Use of up-converting phosphor reporters in lateral-flow assays to detect specific nucleic acid sequences: a rapid, sensitive DNA test to identify human papillomavirus type 16 infection. (7/89)

BACKGROUND: A lateral-flow (LF) device using the new reporter up-converting phosphor technology (UPT) was applied to DNA (hybridization) assays for the detection of specific nucleic acid sequences, thereby aiming to perform the test outside well-equipped laboratories. The methodology reported here is sensitive and provides a rapid alternative for more elaborate gel electrophoresis and Southern blotting. In a preliminary study, it was applied to screen for the presence of human papillomavirus type 16 (HPV16) in a defined series of cervical carcinomas. METHODS: A LF assay was used to capture haptenized DNA molecules and hybrids, which were immunolabeled (before LF) with 400-nm UPT particles. These particles emit visible light after excitation with infrared in a process called up-conversion. Because up-conversion occurs in only the phosphor lattice, autofluorescence of other assay components is virtually nonexistent. RESULTS: The use of the UPT reporter in LF-DNA tests, as compared with colloidal gold, improved the detection limit at least 100-fold. UPT LF-DNA tests were successfully applied to detect (in a blind test) the presence of HPV16 in DNA extracts obtained from cervical carcinomas. Test results matched 100% with previous characterization of these carcinomas. CONCLUSIONS: The use of UPT in LF assays to detect specific nucleic acids provides low attamole-range sensitivity. Hybridization and consecutive detection of PCR-amplified HPV16 sequences were successful in a background of 10 microg of fish-sperm DNA. The sensitivity of UPT detection in these complex mixtures indicates that detection of viral infections without PCR or other amplification technique is achievable.  (+info)

Interaction of lanthanide ions with bovine factor X and their use in the affinity chromatography of the venom coagulant protein of Vipera russelli. (8/89)

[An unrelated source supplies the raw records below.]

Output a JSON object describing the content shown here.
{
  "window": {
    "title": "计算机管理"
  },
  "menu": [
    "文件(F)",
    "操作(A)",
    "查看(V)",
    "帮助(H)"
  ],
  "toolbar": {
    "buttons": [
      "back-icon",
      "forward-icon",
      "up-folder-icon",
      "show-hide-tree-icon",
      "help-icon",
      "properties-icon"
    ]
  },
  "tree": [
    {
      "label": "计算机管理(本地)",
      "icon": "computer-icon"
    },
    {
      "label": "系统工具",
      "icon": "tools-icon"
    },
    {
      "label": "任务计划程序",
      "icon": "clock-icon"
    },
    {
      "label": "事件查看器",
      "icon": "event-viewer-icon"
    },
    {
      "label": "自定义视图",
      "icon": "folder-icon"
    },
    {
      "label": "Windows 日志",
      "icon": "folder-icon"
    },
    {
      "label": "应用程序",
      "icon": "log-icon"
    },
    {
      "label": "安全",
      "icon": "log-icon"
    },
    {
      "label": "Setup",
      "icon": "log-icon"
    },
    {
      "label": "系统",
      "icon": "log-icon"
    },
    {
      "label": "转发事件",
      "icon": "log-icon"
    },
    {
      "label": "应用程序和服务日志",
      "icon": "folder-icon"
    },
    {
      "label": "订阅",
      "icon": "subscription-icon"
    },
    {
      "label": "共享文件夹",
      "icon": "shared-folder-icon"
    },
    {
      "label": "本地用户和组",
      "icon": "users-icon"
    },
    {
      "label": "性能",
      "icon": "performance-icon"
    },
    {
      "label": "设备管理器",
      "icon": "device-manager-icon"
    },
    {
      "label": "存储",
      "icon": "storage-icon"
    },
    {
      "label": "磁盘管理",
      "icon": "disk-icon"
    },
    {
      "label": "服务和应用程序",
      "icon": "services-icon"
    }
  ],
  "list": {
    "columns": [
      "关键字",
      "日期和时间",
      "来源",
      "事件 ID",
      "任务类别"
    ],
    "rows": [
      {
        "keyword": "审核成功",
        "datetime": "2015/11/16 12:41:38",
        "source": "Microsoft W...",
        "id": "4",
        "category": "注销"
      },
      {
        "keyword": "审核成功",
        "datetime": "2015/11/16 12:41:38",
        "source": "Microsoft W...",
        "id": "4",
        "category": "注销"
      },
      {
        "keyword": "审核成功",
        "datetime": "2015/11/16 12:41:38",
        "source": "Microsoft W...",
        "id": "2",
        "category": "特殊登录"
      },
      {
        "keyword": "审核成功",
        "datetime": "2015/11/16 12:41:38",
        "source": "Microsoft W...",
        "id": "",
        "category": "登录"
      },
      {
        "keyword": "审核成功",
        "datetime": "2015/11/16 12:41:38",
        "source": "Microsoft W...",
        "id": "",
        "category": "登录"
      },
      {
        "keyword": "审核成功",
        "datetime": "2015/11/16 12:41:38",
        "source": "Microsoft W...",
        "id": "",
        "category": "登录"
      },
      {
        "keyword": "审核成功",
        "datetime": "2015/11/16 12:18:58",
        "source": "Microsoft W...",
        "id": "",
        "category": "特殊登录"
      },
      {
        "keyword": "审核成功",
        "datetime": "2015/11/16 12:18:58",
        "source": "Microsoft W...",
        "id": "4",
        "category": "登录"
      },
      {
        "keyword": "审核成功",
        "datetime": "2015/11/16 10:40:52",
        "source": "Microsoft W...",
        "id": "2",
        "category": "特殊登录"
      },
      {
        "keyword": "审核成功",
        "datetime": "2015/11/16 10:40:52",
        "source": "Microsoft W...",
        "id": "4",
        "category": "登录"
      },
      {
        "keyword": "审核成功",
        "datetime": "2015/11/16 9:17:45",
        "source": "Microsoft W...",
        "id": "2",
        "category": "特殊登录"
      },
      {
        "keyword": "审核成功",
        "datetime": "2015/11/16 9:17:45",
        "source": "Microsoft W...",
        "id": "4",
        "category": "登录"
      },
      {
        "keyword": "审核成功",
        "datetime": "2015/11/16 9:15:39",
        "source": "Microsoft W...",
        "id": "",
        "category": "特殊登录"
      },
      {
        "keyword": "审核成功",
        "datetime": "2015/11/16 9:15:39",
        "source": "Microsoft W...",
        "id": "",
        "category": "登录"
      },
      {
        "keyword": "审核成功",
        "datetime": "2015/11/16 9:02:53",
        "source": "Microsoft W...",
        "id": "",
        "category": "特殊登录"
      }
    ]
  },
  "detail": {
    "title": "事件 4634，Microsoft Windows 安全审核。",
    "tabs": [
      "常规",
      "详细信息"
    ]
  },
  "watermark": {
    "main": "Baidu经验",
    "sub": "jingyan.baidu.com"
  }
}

The substitution of trivalent lanthanide ions for Ca(II) in the Ca(II)-DEPENDENT ACTIVATION OF BOVINE Factor X by the coagulant protein of Russell's viper venom was studied at pH 6.8. Factor X contains two high affinity metal binding sites which bind Gd(III), Sm(III), and Yb(III) with a Kd of about 4 X 10-7 M and four to six lower affinity metal binding sites which bind Gd(III), Sm(III) with a Kd of about 1.5 X 10-5M. In comparison, 1 mol of Factor X binds 2 mol of Ca(II) with a Kd of 3 X 10-4M and weakly binds many additional Ca(II) ions. No binding of Gd(III) to the venom protein was observed. Dy(III), Yb(III), Tb(III), Gd(III), Eu(III), La(III), AND Nd(III) cannot substitute for Ca(II) in the Ca(II)-dependent activation of Factor X by the venom protein at pH 6.8. Kinetic data consistent with the models of competitive inhibition of Ca(II) by Nd(III) yielded a Ki of 1 to 4 X 10-6M. The substitution of lanthanide ions for Ca(II) to promote protein complex formation of Factor X-metal-venom protein without the activation of Factor X facilitated the purification of the coagulant protein from crude venom by affinity chromatography. Using a column containing Factor X covalently bound to agarose which was equilibrated in 10 mM Nd(III), Tb(III), Gd(III), or La(III), the coagulant protein was purified 10-fold in 40% yield from crude venom and migrated as a single band on gel electrophoresis in sodium dodecyl sulfate. These data suggest that lanthanide ions complete with Ca(II) for the metal binding sites of Factor X and facilitate the formation of a nonproductive ternary complex of venom protein-Factor X-metal. Tb(III) fluorescence, with emission maxima at 490 and 545 nm, is enhanced 10,000-fold in the presence of Factor X. The study of the participation of an energy donor intrinsic to Factor X in energy transfer to Tb(III) may be useful in the characterization of the metal binding sites of Factor X.  (+info)